■ DATA RECORDS ■
━━━━━━

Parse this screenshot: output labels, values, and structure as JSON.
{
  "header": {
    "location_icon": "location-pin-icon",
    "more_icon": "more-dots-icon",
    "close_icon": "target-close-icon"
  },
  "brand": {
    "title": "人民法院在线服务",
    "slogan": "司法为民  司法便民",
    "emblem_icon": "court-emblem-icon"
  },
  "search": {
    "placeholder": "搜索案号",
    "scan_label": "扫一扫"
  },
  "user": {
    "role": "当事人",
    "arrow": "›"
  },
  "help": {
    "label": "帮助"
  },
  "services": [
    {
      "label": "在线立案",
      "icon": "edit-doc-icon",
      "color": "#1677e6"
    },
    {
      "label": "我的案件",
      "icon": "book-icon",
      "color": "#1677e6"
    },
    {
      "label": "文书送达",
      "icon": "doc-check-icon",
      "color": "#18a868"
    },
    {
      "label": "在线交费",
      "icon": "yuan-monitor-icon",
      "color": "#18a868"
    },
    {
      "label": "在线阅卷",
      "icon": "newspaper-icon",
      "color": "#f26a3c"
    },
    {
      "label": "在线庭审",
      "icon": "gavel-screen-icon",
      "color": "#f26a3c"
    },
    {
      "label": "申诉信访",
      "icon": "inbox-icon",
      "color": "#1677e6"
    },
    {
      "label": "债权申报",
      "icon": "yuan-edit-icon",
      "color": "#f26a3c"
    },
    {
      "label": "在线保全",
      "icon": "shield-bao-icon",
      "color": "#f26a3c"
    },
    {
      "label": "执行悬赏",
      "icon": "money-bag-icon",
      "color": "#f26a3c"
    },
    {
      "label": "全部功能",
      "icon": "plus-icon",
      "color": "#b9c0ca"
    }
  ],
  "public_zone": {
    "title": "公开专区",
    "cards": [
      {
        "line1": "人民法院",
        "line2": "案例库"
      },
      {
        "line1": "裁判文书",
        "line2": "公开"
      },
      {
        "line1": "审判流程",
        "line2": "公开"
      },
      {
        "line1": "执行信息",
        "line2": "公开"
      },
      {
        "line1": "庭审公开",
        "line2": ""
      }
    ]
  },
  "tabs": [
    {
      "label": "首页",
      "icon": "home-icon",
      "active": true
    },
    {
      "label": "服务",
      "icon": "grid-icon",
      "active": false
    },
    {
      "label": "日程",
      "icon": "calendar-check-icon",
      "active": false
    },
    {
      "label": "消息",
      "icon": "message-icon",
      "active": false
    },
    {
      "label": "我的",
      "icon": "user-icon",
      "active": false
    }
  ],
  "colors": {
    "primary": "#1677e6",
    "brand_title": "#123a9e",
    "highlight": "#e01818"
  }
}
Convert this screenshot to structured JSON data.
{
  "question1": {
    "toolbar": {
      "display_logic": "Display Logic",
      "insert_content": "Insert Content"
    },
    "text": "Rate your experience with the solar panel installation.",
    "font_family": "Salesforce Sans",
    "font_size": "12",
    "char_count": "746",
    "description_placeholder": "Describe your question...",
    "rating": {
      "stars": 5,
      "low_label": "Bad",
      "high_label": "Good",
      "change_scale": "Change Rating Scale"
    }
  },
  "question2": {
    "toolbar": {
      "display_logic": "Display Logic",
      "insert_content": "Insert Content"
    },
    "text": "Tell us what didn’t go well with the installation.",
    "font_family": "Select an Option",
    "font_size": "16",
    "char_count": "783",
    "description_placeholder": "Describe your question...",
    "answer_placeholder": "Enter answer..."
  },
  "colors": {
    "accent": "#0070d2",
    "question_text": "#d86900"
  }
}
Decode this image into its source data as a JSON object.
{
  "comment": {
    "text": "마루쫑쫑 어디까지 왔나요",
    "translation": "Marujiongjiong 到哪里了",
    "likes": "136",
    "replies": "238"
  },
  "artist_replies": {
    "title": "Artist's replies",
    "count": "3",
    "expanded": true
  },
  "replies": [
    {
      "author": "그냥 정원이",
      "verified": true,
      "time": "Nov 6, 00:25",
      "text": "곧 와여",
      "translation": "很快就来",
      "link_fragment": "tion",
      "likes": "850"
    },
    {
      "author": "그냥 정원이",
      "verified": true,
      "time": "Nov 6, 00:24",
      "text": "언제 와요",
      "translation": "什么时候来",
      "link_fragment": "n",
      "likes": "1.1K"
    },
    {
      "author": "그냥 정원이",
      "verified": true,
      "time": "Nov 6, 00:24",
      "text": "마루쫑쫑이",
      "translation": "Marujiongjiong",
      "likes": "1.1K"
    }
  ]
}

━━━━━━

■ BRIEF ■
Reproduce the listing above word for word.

■ OUTPUT FOR THIS TASK ■
Parse this screenshot: output labels, values, and structure as JSON.
{
  "header": {
    "location_icon": "location-pin-icon",
    "more_icon": "more-dots-icon",
    "close_icon": "target-close-icon"
  },
  "brand": {
    "title": "人民法院在线服务",
    "slogan": "司法为民  司法便民",
    "emblem_icon": "court-emblem-icon"
  },
  "search": {
    "placeholder": "搜索案号",
    "scan_label": "扫一扫"
  },
  "user": {
    "role": "当事人",
    "arrow": "›"
  },
  "help": {
    "label": "帮助"
  },
  "services": [
    {
      "label": "在线立案",
      "icon": "edit-doc-icon",
      "color": "#1677e6"
    },
    {
      "label": "我的案件",
      "icon": "book-icon",
      "color": "#1677e6"
    },
    {
      "label": "文书送达",
      "icon": "doc-check-icon",
      "color": "#18a868"
    },
    {
      "label": "在线交费",
      "icon": "yuan-monitor-icon",
      "color": "#18a868"
    },
    {
      "label": "在线阅卷",
      "icon": "newspaper-icon",
      "color": "#f26a3c"
    },
    {
      "label": "在线庭审",
      "icon": "gavel-screen-icon",
      "color": "#f26a3c"
    },
    {
      "label": "申诉信访",
      "icon": "inbox-icon",
      "color": "#1677e6"
    },
    {
      "label": "债权申报",
      "icon": "yuan-edit-icon",
      "color": "#f26a3c"
    },
    {
      "label": "在线保全",
      "icon": "shield-bao-icon",
      "color": "#f26a3c"
    },
    {
      "label": "执行悬赏",
      "icon": "money-bag-icon",
      "color": "#f26a3c"
    },
    {
      "label": "全部功能",
      "icon": "plus-icon",
      "color": "#b9c0ca"
    }
  ],
  "public_zone": {
    "title": "公开专区",
    "cards": [
      {
        "line1": "人民法院",
        "line2": "案例库"
      },
      {
        "line1": "裁判文书",
        "line2": "公开"
      },
      {
        "line1": "审判流程",
        "line2": "公开"
      },
      {
        "line1": "执行信息",
        "line2": "公开"
      },
      {
        "line1": "庭审公开",
        "line2": ""
      }
    ]
  },
  "tabs": [
    {
      "label": "首页",
      "icon": "home-icon",
      "active": true
    },
    {
      "label": "服务",
      "icon": "grid-icon",
      "active": false
    },
    {
      "label": "日程",
      "icon": "calendar-check-icon",
      "active": false
    },
    {
      "label": "消息",
      "icon": "message-icon",
      "active": false
    },
    {
      "label": "我的",
      "icon": "user-icon",
      "active": false
    }
  ],
  "colors": {
    "primary": "#1677e6",
    "brand_title": "#123a9e",
    "highlight": "#e01818"
  }
}
Convert this screenshot to structured JSON data.
{
  "question1": {
    "toolbar": {
      "display_logic": "Display Logic",
      "insert_content": "Insert Content"
    },
    "text": "Rate your experience with the solar panel installation.",
    "font_family": "Salesforce Sans",
    "font_size": "12",
    "char_count": "746",
    "description_placeholder": "Describe your question...",
    "rating": {
      "stars": 5,
      "low_label": "Bad",
      "high_label": "Good",
      "change_scale": "Change Rating Scale"
    }
  },
  "question2": {
    "toolbar": {
      "display_logic": "Display Logic",
      "insert_content": "Insert Content"
    },
    "text": "Tell us what didn’t go well with the installation.",
    "font_family": "Select an Option",
    "font_size": "16",
    "char_count": "783",
    "description_placeholder": "Describe your question...",
    "answer_placeholder": "Enter answer..."
  },
  "colors": {
    "accent": "#0070d2",
    "question_text": "#d86900"
  }
}
Decode this image into its source data as a JSON object.
{
  "comment": {
    "text": "마루쫑쫑 어디까지 왔나요",
    "translation": "Marujiongjiong 到哪里了",
    "likes": "136",
    "replies": "238"
  },
  "artist_replies": {
    "title": "Artist's replies",
    "count": "3",
    "expanded": true
  },
  "replies": [
    {
      "author": "그냥 정원이",
      "verified": true,
      "time": "Nov 6, 00:25",
      "text": "곧 와여",
      "translation": "很快就来",
      "link_fragment": "tion",
      "likes": "850"
    },
    {
      "author": "그냥 정원이",
      "verified": true,
      "time": "Nov 6, 00:24",
      "text": "언제 와요",
      "translation": "什么时候来",
      "link_fragment": "n",
      "likes": "1.1K"
    },
    {
      "author": "그냥 정원이",
      "verified": true,
      "time": "Nov 6, 00:24",
      "text": "마루쫑쫑이",
      "translation": "Marujiongjiong",
      "likes": "1.1K"
    }
  ]
}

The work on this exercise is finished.